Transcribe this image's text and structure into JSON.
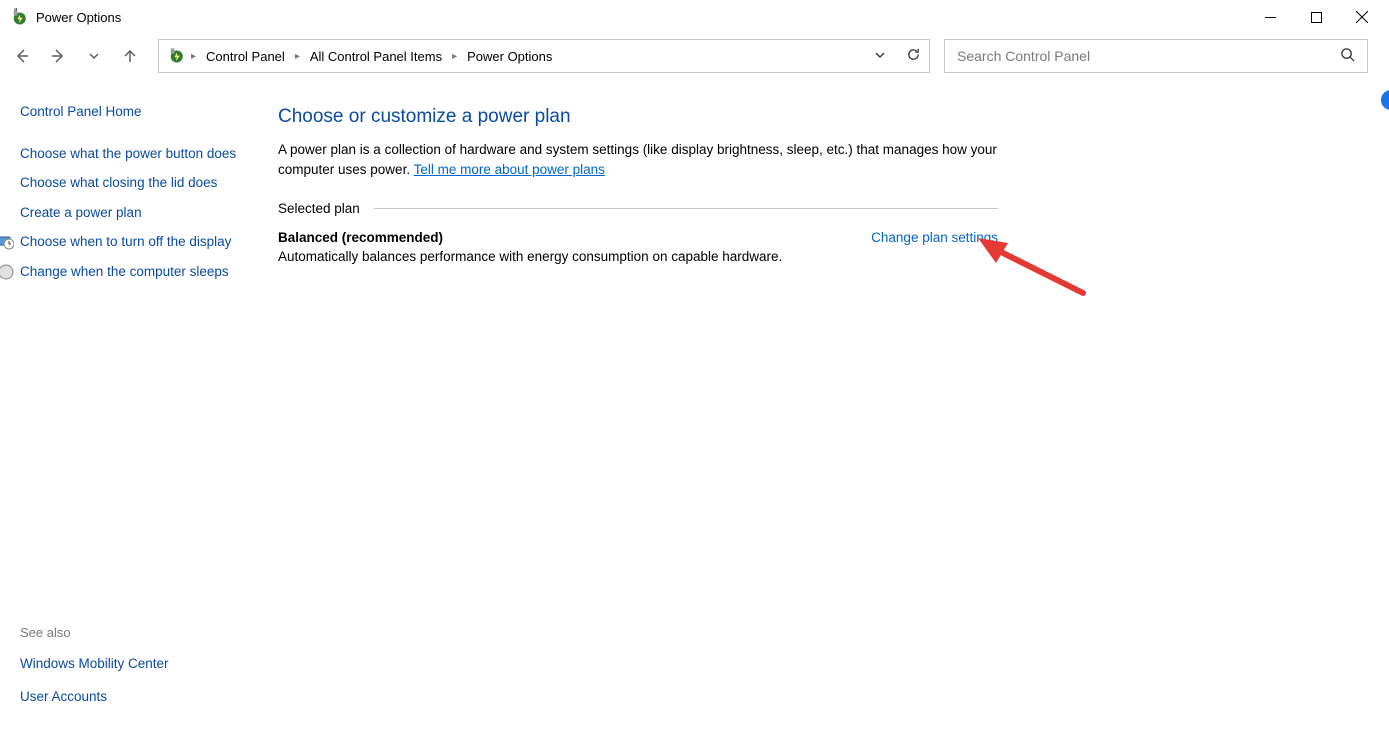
{
  "window": {
    "title": "Power Options"
  },
  "breadcrumb": {
    "items": [
      "Control Panel",
      "All Control Panel Items",
      "Power Options"
    ]
  },
  "search": {
    "placeholder": "Search Control Panel"
  },
  "sidebar": {
    "home": "Control Panel Home",
    "links": [
      "Choose what the power button does",
      "Choose what closing the lid does",
      "Create a power plan",
      "Choose when to turn off the display",
      "Change when the computer sleeps"
    ],
    "see_also_label": "See also",
    "see_also": [
      "Windows Mobility Center",
      "User Accounts"
    ]
  },
  "main": {
    "heading": "Choose or customize a power plan",
    "description_prefix": "A power plan is a collection of hardware and system settings (like display brightness, sleep, etc.) that manages how your computer uses power. ",
    "description_link": "Tell me more about power plans",
    "section_label": "Selected plan",
    "plan": {
      "name": "Balanced (recommended)",
      "description": "Automatically balances performance with energy consumption on capable hardware.",
      "change_link": "Change plan settings"
    }
  }
}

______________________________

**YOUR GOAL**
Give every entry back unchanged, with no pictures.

**SOLUTION BELOW**
Transcribe this image's text and structure into JSON.
{
  "window": {
    "title": "Power Options"
  },
  "breadcrumb": {
    "items": [
      "Control Panel",
      "All Control Panel Items",
      "Power Options"
    ]
  },
  "search": {
    "placeholder": "Search Control Panel"
  },
  "sidebar": {
    "home": "Control Panel Home",
    "links": [
      "Choose what the power button does",
      "Choose what closing the lid does",
      "Create a power plan",
      "Choose when to turn off the display",
      "Change when the computer sleeps"
    ],
    "see_also_label": "See also",
    "see_also": [
      "Windows Mobility Center",
      "User Accounts"
    ]
  },
  "main": {
    "heading": "Choose or customize a power plan",
    "description_prefix": "A power plan is a collection of hardware and system settings (like display brightness, sleep, etc.) that manages how your computer uses power. ",
    "description_link": "Tell me more about power plans",
    "section_label": "Selected plan",
    "plan": {
      "name": "Balanced (recommended)",
      "description": "Automatically balances performance with energy consumption on capable hardware.",
      "change_link": "Change plan settings"
    }
  }
}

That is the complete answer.